The dollar has been struggling to gain traction in the opening days of 2018 after losing around 10 percent against a basket of currencies last year as economic growth elsewhere, notably Europe, overtook the U.S.
And while the U.S. Federal Reserve has been slowly tightening policy over the last two years, traders have been repricing market expectations of when Europe and Japan will follow suit.
Bloomberg News had reported on Wednesday that Chinese officials reviewing the country's foreign exchange holdings had recommended slowing or halting purchases of U.S. Treasury bonds, pushing 10-year yields higher and the dollar lower.
China's foreign exchange regulator said the report could be based on erroneous information, adding that the country was diversifying its forex to safeguard their value.
The dollar then rallied and was up 0.2 percent against the yen, although the U.S. currency is still down more than 1 percent against the yen this week after markets bet the Bank of Japan (BoJ) could start to tighten monetary policy faster than expected.

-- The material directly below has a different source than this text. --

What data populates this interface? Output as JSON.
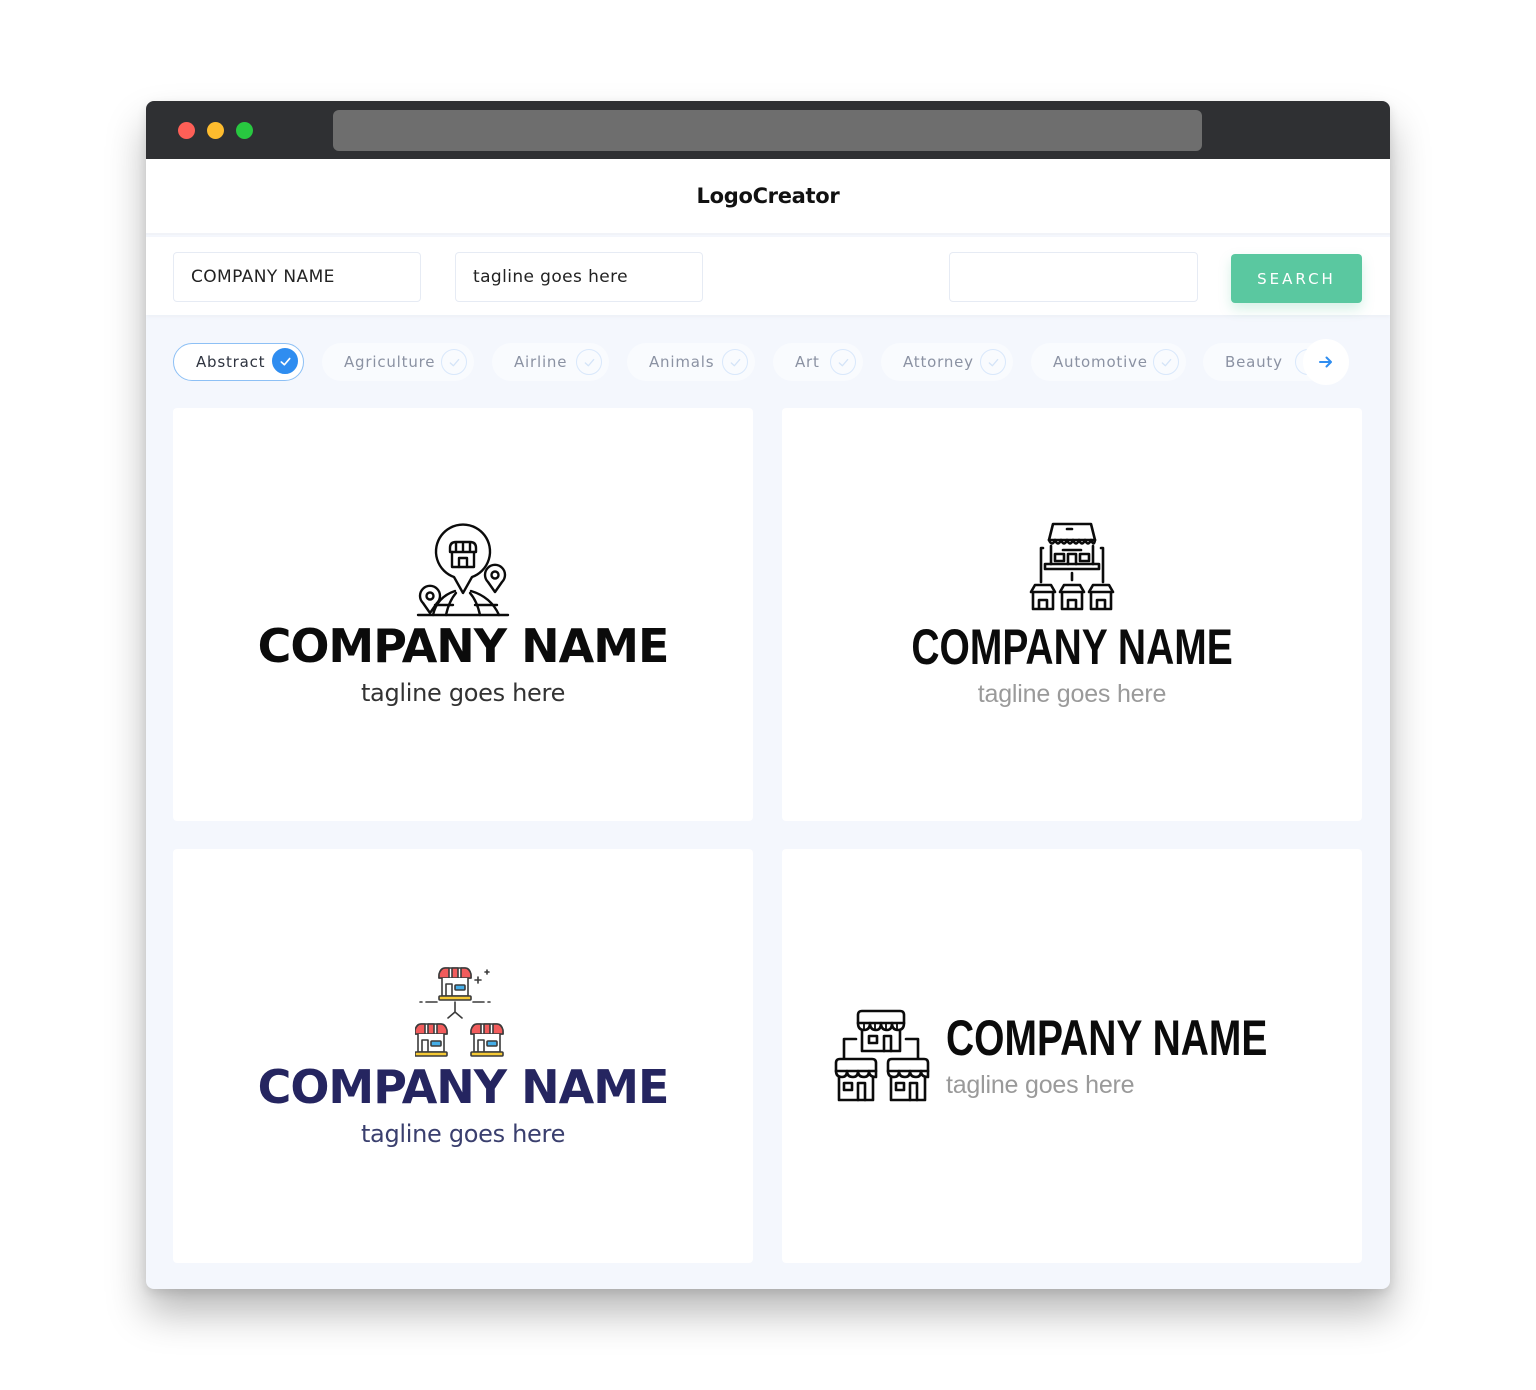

Against a basket of currencies the dollar was up 0.2 percent on Thursday, off the previous day's near three-month lows.
Many analysts remain bearish.